*** Information given ***

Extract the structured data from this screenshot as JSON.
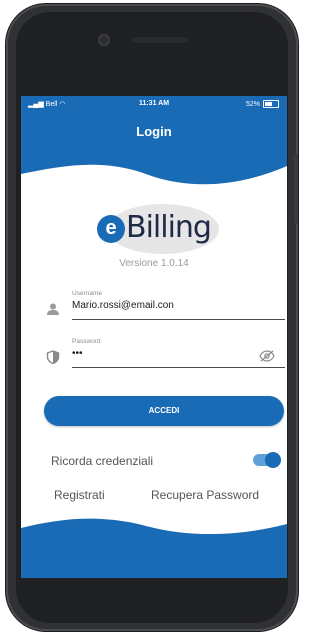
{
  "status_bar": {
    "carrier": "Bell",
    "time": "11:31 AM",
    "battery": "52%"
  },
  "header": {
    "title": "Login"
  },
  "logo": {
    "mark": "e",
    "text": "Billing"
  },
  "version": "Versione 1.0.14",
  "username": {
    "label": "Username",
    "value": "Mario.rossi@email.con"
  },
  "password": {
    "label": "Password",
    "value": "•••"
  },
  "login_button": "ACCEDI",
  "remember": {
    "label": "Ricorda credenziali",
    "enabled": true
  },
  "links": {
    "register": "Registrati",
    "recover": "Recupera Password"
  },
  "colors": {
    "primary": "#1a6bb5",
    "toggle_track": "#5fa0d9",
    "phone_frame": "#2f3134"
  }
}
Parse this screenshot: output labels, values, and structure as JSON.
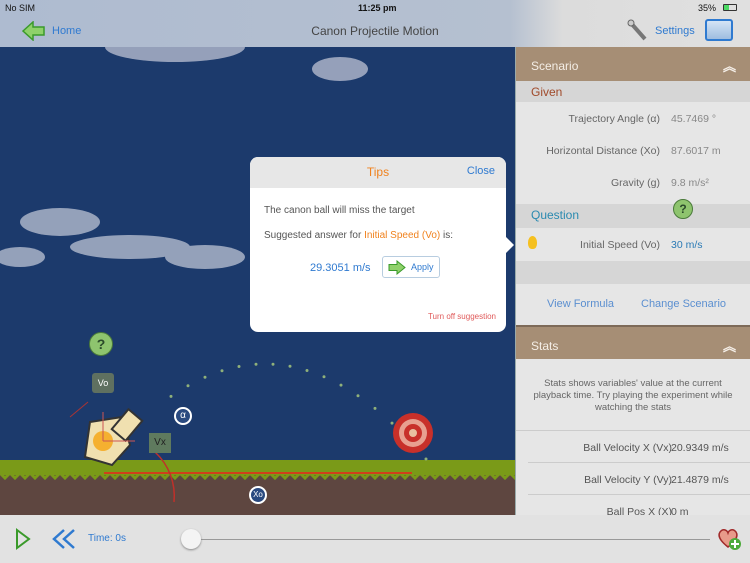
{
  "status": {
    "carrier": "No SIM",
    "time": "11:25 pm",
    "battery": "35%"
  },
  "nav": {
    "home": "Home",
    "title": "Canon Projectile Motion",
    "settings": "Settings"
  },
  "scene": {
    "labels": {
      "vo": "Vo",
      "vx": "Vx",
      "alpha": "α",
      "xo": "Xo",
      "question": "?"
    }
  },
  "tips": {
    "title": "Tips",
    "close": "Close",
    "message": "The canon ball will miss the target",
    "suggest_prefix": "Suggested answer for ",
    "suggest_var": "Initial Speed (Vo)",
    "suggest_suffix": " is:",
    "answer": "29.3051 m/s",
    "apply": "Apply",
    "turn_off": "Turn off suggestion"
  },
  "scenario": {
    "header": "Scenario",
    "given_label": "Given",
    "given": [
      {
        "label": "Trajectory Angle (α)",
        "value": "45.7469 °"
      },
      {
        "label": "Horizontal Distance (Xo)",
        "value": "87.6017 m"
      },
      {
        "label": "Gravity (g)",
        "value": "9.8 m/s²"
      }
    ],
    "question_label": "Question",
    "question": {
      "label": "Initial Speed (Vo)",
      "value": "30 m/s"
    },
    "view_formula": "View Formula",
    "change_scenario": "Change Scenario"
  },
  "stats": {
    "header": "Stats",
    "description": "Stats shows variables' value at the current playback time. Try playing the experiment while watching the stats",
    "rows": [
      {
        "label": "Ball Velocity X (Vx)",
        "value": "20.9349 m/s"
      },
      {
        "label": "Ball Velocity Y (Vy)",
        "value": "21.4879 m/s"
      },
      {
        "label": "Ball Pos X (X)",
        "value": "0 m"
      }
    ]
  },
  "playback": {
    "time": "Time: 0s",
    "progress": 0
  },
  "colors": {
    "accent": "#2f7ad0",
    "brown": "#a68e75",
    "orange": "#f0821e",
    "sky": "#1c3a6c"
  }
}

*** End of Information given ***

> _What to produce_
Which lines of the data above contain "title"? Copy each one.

> _Reply_
    "title": "Login"
    "title": "Canon Projectile Motion",
    "title": "Tips",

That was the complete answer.